It also presents opportunities for kids to get into more trouble. Being able to become “friends” with large numbers of others through social networking can expand their horizons but can also create alliances which are not wholesome.
Being able to do research on the Internet for homework can greatly expand access to information previously available only in print in the library or carrying heavy books in a back pack. Having computer access to the web also opens the door for kids to access websites that may have content the parent or grandparent might find objectionable. This presents serious challenges for those parents or grandparents who are not comfortable or knowledgeable in using a computer.
Electronic devices such as the X-box, Play Station, and the iPod can provide hours of entertainment and fun. If not used to escape interacting with others or being physically active, these devices can be a good source of entertainment. It may also serve as a barrier between the child and the Grandparent either because of interest or difficulty in sharing the experience because many of these devices are highly visual in nature. Helping the child to establish a balance between relying on entertainment provided by electronic gadgets and an active physical and social activity can be a significant challenge.
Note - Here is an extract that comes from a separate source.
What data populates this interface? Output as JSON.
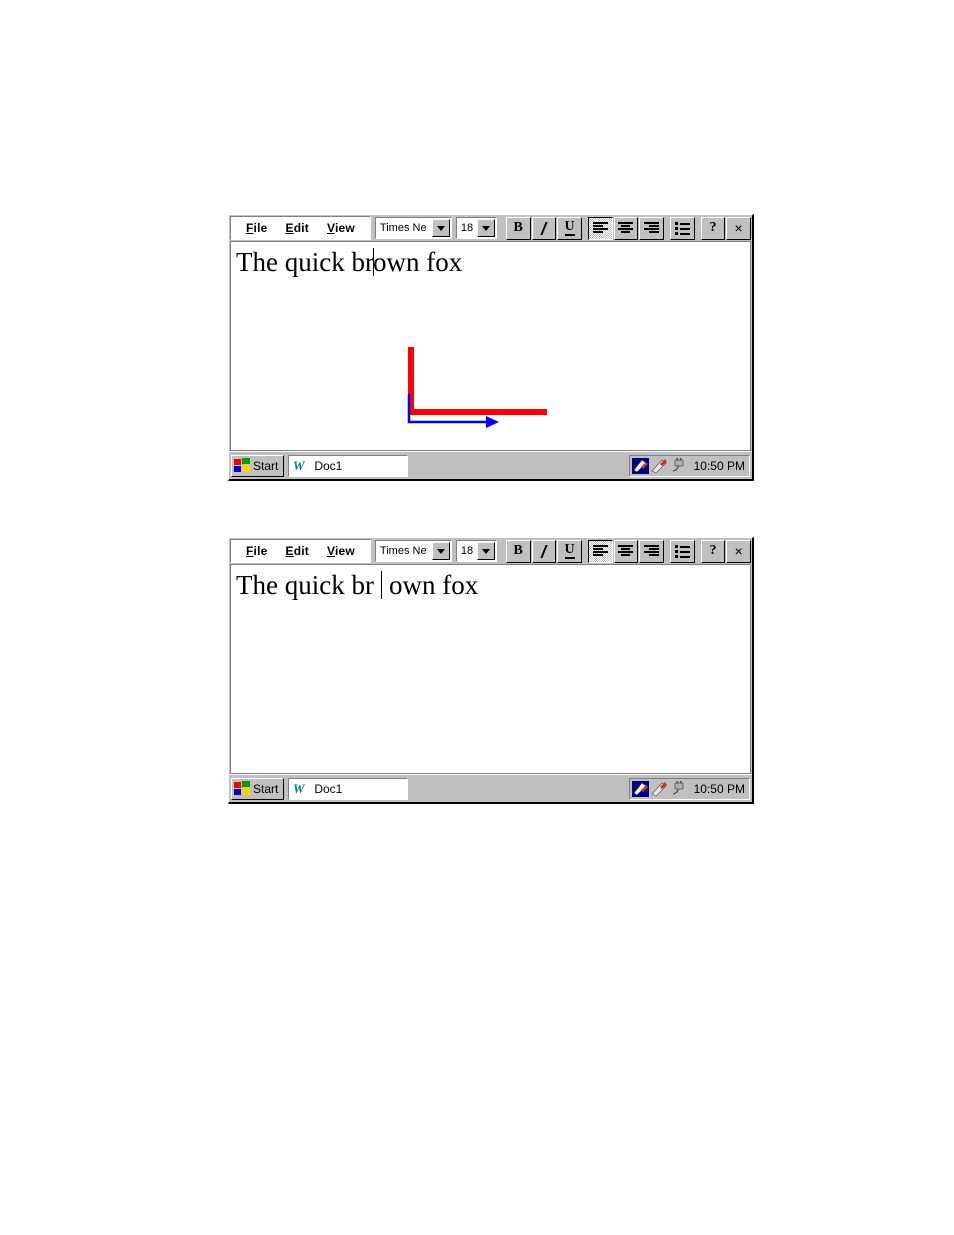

As is true with any generation, the music that appeals to kids today is very different than that which you may have enjoyed in the past. You may find it too loud and have difficulty understanding the lyrics. And, some of the music that is available uses language you might find unacceptable. Helping the child develop the judgment and discipline to make good judgments about what they listen to and share with others is, as it always has been, the only safeguard.
Time, Money, and Energy
If you, as a grandparent, are retired or only working part time, you may have more time to spend with the grandkids than parents who may be working. But, you most likely will have less discretionary money to spend, so planning carefully and communicating clearly with children what you can afford to do that is special and what you can’t is important. As we all get older, we do not have the same level of energy we had (or thought we had) when we were younger. Recognizing this and pacing yourself is also of great importance.
If any of the children you are helping to care for have physical or emotional difficulties which interfere with progress in school, you may want to explore getting additional assistance from the school distict through what is called “special education.” Federal law known as the Individuals with Disabilities Education Act (IDEA), requires state and local schools to provide individualized services for children who are determined to have a qualifying disability. While these services can greatly improve the learning experience, the child may feel stigmatized by attending a special ed class or being transported to school on a special bus. These are genuine concerns that a child might have and helping them to understand that being “a special ed kid” does not mean that they are dumb or stupid, or that they will be expected to do less than other kids. In the final analysis, anyone with a disability must perform as well as anyone else even though they might do it in a different way. Perhaps the parent or grandparent with vision loss is in a good position to demonstrate this to a child who has a disability, or those who don’t.
Grandparents have a special gift to present to grandchildren—the wisdom and perspective that comes with a lifetime of experiences.